## Data for the task
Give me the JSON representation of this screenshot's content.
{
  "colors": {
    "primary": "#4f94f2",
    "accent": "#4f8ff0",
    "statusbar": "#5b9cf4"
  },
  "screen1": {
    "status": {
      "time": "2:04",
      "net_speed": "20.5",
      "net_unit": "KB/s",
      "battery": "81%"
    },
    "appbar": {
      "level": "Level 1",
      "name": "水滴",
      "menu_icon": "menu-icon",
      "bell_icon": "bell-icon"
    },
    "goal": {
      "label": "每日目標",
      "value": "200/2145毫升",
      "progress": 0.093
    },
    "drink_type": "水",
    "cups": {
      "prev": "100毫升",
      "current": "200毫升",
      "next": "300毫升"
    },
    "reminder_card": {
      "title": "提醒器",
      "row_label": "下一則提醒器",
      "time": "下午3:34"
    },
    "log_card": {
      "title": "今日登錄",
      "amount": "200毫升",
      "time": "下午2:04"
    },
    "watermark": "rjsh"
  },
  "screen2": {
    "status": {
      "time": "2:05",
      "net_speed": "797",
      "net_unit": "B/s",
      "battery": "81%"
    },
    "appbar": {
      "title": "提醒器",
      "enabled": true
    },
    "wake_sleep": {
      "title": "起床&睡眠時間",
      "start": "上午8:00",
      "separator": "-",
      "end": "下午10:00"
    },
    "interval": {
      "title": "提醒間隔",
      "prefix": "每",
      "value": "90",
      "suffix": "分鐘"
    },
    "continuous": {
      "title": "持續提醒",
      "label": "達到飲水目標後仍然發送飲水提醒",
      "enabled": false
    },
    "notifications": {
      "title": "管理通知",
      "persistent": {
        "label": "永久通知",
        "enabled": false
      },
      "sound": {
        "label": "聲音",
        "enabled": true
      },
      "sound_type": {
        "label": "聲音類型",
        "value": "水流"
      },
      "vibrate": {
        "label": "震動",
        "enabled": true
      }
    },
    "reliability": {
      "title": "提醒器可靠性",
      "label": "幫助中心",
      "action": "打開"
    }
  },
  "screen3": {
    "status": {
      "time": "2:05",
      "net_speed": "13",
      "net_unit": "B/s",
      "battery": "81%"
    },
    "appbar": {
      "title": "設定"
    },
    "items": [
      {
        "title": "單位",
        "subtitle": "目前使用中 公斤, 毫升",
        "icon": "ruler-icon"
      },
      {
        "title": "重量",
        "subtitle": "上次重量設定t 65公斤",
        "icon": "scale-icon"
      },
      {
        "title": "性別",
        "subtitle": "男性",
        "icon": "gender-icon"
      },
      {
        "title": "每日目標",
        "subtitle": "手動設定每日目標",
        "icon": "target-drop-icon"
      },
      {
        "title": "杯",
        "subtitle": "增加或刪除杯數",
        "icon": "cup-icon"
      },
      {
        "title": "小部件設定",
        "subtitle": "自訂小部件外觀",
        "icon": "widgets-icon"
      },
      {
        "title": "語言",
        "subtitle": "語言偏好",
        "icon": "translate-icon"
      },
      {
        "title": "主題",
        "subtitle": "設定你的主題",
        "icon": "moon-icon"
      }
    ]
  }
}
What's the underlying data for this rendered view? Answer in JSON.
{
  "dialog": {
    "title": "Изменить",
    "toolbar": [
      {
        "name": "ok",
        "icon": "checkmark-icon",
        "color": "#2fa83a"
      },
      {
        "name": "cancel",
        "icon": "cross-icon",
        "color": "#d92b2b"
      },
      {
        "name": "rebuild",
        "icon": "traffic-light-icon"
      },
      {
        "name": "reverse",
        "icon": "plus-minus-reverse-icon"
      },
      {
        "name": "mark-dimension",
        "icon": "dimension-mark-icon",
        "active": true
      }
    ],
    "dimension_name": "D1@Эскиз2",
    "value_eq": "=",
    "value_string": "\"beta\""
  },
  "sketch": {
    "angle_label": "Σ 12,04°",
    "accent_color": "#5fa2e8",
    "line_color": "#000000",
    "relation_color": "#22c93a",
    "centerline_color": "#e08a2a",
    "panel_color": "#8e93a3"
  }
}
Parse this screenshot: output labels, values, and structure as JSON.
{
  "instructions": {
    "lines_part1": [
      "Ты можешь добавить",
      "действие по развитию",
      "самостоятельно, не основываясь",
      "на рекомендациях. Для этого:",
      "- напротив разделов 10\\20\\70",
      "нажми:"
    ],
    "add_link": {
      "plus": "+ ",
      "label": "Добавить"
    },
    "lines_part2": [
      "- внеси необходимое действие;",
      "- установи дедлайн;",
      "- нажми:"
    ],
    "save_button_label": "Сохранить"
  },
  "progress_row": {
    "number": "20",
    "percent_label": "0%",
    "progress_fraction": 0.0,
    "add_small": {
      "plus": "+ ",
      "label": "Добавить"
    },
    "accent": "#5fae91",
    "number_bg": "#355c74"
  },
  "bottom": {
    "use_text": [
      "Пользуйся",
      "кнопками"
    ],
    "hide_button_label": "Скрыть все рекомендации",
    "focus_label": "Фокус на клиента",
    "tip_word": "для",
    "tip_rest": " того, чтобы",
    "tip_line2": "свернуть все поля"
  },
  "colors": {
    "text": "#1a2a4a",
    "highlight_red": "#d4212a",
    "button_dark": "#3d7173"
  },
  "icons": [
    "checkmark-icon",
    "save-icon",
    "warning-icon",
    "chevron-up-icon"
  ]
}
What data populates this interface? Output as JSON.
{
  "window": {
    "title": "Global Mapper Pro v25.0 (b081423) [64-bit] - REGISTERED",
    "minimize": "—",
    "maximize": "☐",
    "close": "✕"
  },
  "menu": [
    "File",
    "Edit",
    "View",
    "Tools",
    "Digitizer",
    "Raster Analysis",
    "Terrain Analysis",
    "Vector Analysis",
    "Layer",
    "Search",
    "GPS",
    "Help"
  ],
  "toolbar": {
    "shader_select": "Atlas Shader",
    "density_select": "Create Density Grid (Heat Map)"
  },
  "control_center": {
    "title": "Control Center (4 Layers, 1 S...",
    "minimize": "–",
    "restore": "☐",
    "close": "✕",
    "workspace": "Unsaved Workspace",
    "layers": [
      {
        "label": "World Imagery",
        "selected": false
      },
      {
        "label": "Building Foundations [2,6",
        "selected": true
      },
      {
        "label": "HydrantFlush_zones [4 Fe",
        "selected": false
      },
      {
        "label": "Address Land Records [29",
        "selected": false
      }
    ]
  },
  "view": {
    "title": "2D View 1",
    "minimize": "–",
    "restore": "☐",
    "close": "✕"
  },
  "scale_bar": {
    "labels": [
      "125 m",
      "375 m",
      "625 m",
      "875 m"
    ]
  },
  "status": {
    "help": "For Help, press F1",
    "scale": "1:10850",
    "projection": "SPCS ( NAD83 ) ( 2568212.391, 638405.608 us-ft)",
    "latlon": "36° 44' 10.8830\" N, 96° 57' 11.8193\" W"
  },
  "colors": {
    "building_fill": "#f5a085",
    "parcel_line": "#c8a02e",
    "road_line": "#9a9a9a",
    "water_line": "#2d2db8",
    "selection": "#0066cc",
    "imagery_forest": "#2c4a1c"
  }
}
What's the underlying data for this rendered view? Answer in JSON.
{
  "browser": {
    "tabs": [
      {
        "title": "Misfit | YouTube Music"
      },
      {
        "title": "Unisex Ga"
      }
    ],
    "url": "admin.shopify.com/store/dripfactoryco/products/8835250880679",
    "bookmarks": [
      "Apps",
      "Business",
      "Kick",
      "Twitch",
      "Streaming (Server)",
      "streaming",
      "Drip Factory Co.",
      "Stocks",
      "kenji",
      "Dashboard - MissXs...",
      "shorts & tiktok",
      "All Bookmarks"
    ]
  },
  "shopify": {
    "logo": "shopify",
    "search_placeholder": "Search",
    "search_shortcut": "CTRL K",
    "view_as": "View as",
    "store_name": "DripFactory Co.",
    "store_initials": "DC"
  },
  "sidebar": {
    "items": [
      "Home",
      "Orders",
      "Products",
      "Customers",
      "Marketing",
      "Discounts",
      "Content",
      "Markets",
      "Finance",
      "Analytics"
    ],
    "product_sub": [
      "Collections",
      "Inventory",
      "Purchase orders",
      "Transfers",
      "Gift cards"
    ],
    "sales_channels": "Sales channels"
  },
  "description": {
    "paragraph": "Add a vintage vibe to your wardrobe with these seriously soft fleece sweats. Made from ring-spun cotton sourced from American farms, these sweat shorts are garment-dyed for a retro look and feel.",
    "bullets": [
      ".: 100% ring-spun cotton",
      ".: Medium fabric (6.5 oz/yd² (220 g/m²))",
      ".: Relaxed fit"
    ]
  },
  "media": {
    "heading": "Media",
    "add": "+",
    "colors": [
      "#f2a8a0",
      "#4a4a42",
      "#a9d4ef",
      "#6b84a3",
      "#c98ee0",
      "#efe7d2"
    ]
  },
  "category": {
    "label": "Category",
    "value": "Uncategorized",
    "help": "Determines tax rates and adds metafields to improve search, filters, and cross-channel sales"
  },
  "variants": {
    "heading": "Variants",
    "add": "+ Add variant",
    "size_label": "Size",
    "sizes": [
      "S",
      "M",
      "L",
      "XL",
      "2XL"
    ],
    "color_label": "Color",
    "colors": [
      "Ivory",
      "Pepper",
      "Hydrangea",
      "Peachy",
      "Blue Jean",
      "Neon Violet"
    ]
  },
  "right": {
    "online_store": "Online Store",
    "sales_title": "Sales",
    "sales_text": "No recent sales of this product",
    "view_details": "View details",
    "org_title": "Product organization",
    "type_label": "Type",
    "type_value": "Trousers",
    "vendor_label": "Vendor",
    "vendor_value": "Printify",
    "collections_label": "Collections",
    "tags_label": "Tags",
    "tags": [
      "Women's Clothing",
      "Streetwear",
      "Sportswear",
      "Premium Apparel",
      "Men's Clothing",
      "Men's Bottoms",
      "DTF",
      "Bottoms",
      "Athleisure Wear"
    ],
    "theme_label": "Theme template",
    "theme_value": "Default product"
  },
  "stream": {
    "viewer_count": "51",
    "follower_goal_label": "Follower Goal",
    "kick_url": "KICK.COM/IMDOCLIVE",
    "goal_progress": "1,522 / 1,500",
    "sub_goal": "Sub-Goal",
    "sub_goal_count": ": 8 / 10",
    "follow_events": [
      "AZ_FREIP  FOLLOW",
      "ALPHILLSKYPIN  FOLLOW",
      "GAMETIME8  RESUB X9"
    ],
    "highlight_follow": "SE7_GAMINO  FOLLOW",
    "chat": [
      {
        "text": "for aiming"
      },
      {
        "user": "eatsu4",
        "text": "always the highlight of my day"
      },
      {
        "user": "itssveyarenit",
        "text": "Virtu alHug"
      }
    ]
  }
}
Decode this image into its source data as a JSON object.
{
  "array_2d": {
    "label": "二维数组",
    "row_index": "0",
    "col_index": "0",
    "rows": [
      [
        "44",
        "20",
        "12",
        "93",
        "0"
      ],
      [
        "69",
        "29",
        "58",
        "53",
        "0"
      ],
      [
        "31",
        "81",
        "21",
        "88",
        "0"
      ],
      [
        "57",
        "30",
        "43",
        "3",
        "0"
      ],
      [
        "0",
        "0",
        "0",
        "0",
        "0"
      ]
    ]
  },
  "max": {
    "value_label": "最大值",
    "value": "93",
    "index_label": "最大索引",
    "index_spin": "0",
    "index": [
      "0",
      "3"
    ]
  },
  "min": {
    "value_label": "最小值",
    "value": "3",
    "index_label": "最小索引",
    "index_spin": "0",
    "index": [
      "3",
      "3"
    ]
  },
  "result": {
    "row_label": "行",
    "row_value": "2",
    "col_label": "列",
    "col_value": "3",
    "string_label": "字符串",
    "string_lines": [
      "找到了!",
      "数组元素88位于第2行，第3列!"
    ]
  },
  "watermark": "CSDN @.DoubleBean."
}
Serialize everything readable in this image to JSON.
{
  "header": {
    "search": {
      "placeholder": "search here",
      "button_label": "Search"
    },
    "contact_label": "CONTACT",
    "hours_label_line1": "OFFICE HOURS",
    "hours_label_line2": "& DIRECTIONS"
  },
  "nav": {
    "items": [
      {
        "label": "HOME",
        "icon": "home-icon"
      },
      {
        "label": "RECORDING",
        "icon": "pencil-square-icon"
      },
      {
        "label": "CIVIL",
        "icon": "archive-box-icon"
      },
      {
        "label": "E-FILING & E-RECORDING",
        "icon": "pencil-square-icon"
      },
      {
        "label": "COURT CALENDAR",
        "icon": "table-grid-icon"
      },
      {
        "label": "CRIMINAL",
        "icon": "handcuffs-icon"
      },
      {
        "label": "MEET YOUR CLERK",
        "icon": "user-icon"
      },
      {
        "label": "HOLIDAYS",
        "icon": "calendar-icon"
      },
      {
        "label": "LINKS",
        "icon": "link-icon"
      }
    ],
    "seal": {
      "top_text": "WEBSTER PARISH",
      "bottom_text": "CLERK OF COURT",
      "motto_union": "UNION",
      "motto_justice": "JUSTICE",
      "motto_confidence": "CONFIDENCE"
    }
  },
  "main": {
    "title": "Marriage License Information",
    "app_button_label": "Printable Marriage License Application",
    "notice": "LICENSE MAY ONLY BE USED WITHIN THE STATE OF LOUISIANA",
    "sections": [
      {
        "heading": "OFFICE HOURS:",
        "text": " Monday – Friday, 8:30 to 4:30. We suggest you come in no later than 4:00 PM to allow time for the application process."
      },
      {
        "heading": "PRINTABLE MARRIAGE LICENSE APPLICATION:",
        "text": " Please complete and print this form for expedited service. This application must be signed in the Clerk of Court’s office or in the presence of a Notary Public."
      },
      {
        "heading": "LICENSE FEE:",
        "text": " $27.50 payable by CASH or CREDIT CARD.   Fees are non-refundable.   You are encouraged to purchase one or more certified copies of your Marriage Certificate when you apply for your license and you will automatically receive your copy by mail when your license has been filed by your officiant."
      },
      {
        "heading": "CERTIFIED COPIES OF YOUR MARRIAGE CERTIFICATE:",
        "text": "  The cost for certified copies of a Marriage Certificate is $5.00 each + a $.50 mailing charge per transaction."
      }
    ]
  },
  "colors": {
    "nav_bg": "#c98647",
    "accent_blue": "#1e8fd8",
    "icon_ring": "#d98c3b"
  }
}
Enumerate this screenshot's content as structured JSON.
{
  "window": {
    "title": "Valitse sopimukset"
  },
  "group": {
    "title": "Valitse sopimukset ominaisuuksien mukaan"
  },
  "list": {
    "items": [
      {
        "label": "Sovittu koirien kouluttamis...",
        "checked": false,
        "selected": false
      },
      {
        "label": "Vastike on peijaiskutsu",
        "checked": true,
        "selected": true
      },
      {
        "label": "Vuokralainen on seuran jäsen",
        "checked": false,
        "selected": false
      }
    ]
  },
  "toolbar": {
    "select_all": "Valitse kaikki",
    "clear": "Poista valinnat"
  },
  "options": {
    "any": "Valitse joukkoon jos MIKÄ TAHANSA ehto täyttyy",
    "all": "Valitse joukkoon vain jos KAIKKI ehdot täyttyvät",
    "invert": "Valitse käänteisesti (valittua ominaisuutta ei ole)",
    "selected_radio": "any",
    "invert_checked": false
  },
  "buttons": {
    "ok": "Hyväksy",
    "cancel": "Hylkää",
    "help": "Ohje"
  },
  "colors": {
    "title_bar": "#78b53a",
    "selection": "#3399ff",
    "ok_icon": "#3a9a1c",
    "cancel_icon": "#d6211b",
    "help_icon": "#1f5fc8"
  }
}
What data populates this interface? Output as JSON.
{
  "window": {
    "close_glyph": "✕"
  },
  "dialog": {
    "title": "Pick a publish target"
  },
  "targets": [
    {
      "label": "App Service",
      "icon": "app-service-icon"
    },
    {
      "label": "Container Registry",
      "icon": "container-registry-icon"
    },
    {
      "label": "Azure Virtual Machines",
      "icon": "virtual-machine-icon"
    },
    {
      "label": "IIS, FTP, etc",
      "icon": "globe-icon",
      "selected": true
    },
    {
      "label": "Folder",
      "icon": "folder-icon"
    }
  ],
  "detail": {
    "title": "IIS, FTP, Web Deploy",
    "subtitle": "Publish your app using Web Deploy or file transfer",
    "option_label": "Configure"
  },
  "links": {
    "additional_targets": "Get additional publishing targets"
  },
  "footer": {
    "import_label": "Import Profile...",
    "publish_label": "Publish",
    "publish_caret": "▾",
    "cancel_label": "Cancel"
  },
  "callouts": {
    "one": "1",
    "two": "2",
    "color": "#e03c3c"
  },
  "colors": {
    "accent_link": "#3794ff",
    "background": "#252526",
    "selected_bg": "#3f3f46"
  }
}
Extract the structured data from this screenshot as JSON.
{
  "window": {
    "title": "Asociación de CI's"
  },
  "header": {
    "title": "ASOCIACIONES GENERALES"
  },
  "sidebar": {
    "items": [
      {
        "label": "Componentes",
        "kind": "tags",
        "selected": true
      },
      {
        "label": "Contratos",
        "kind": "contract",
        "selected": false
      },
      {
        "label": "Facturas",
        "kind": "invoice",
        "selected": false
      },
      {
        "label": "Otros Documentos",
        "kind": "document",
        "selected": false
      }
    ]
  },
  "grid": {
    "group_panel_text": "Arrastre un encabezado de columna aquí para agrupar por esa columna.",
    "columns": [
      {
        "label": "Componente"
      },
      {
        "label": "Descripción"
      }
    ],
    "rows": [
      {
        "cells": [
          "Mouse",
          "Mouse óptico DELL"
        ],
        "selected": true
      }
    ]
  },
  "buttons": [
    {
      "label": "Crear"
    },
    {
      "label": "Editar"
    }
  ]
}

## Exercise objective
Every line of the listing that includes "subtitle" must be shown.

## Solution to this exercise
        "subtitle": "目前使用中 公斤, 毫升",
        "subtitle": "上次重量設定t 65公斤",
        "subtitle": "男性",
        "subtitle": "手動設定每日目標",
        "subtitle": "增加或刪除杯數",
        "subtitle": "自訂小部件外觀",
        "subtitle": "語言偏好",
        "subtitle": "設定你的主題",
    "subtitle": "Publish your app using Web Deploy or file transfer",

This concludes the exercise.